Roses and his colleagues urge that these results need to be confirmed in prospective age of onset evaluations to find out whether the varying APOE-TOMM40 haplotypes seen in African-Americans can accurately predict their risk of cognitive decline due to late-onset Alzheimer's disease. In the TOMMORROW study being conducted by Zinfandel and Takeda, researchers will enroll normal African-American subjects but their risk will be imputed based on the algorithm developed based on data from Caucasians. As such, the 5,800-subject TOMMORROW is sized for the Caucasian population, and will only generate exploratory findings on African-Americans and other subjects of non-Caucasian ethnicities.
"However, if the identical APOE-TOMM40 haplotype in any individual [of other ethnicities] appears to be similar to those haplotypes present in Caucasians, additional testing would come fast," Roses said. "The haplotypes are highly ethnically variable so a drug that works would then be tested.

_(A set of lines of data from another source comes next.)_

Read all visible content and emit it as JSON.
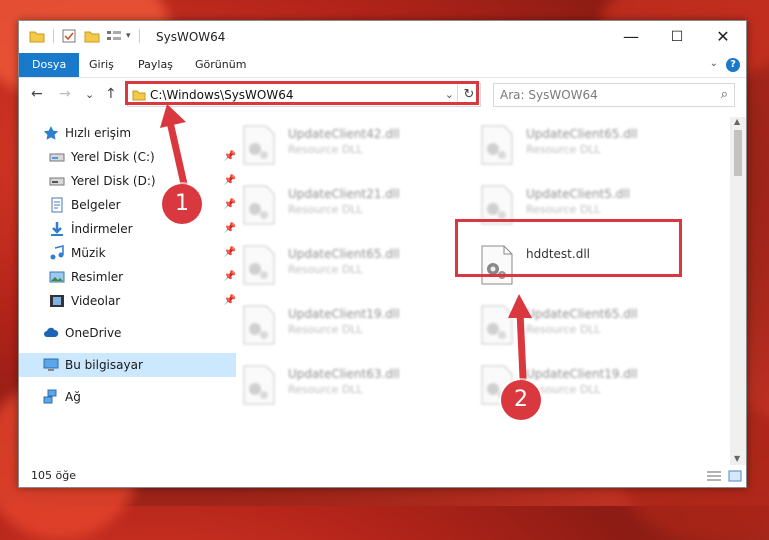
{
  "window": {
    "title": "SysWOW64",
    "minimize": "—",
    "maximize": "☐",
    "close": "✕"
  },
  "ribbon": {
    "tabs": [
      "Dosya",
      "Giriş",
      "Paylaş",
      "Görünüm"
    ],
    "help": "?",
    "expander": "⌄"
  },
  "navigation": {
    "back": "←",
    "forward": "→",
    "recent": "⌄",
    "up": "↑",
    "address": "C:\\Windows\\SysWOW64",
    "address_dropdown": "⌄",
    "refresh": "↻",
    "search_placeholder": "Ara: SysWOW64",
    "search_icon": "⌕"
  },
  "sidebar": {
    "items": [
      {
        "label": "Hızlı erişim",
        "icon": "star-icon"
      },
      {
        "label": "Yerel Disk (C:)",
        "icon": "drive-icon",
        "pinned": true
      },
      {
        "label": "Yerel Disk (D:)",
        "icon": "drive-icon",
        "pinned": true
      },
      {
        "label": "Belgeler",
        "icon": "documents-icon",
        "pinned": true
      },
      {
        "label": "İndirmeler",
        "icon": "downloads-icon",
        "pinned": true
      },
      {
        "label": "Müzik",
        "icon": "music-icon",
        "pinned": true
      },
      {
        "label": "Resimler",
        "icon": "pictures-icon",
        "pinned": true
      },
      {
        "label": "Videolar",
        "icon": "videos-icon",
        "pinned": true
      },
      {
        "label": "OneDrive",
        "icon": "cloud-icon"
      },
      {
        "label": "Bu bilgisayar",
        "icon": "computer-icon",
        "selected": true
      },
      {
        "label": "Ağ",
        "icon": "network-icon"
      }
    ]
  },
  "files": [
    {
      "name": "UpdateClient42.dll",
      "type": "Resource DLL"
    },
    {
      "name": "UpdateClient65.dll",
      "type": "Resource DLL"
    },
    {
      "name": "UpdateClient21.dll",
      "type": "Resource DLL"
    },
    {
      "name": "UpdateClient5.dll",
      "type": "Resource DLL"
    },
    {
      "name": "UpdateClient65.dll",
      "type": "Resource DLL"
    },
    {
      "name": "hddtest.dll",
      "type": ""
    },
    {
      "name": "UpdateClient19.dll",
      "type": "Resource DLL"
    },
    {
      "name": "UpdateClient65.dll",
      "type": "Resource DLL"
    },
    {
      "name": "UpdateClient63.dll",
      "type": "Resource DLL"
    },
    {
      "name": "UpdateClient19.dll",
      "type": "Resource DLL"
    }
  ],
  "status": {
    "count": "105 öğe"
  },
  "annotations": {
    "step1": "1",
    "step2": "2"
  },
  "colors": {
    "accent": "#1979ca",
    "highlight": "#d9393e",
    "selected": "#cce8ff"
  }
}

Other drug companies could also test new compounds, although these would be difficult to design without using a pioglitazone comparator and [without] licensing TOMM40'523." The US Patent and Trademark Office has granted Roses and his colleagues a defined usage patent on the Alzheimer's onset risk prediction algorithm, which would require other labs to garner a license before marketing a commercial test using the algorithm, but wouldn't restrict the use of the algorithm in research.
Roses' team has created mouse models with which they could study TOMM40 variations further, but they need additional research funding to pursue prospective analysis and to investigate the TOMM40-based risk algorithm as part of an Alzheimer's prevention drug trial.
The new phased haplotype assay available through Polymorphic and used in the latest analysis of African American populations is much more precise than the allele specific testing being employed in the TOMMORROW study, according to Roses, and could potentially be used to gauge APOE-TOMM40 haplotypes for all ethnic groups. "The TOMMORROW trial is [already] underway with specified validated assays, and it would be very disruptive to try to add each improvement to a multi-year trial," he noted "However, improvements in assays and in phase sequencing can be examined later as exploratory data."
Roses is conducting several collaborative exploratory studies regarding the role of APOE-TOMM40 haplotypes in Alzheimer's in various populations, including other prospective studies in Caucasians, African-Americans, Japanese, and other ethnic groups. However, performing the in-phase assay is expensive. So, for now, Roses is attempting to lower costs by first first gauging APOE and TOMM40 genotypes then retesting the APOE heterozygotes (APOE3/4) using the in-phase assay.
"Presumably, if next-generation sequencing concentrates on accurate sequencing of long [TOMM40] polyT lengths, a simpler technology for measuring in-phase haplotypes will be available," Roses reflected over e-mail. "However, by the time the data are available from the TOMMORROW study with respect to [drug] efficacy, new APOE-TOMM40 haplotypes in various ethnic populations will be defined and then tested for specific age of onset distribution in those populations to understand how best to apply these new 'non-Caucasian,' highly informative haplotypes accurately."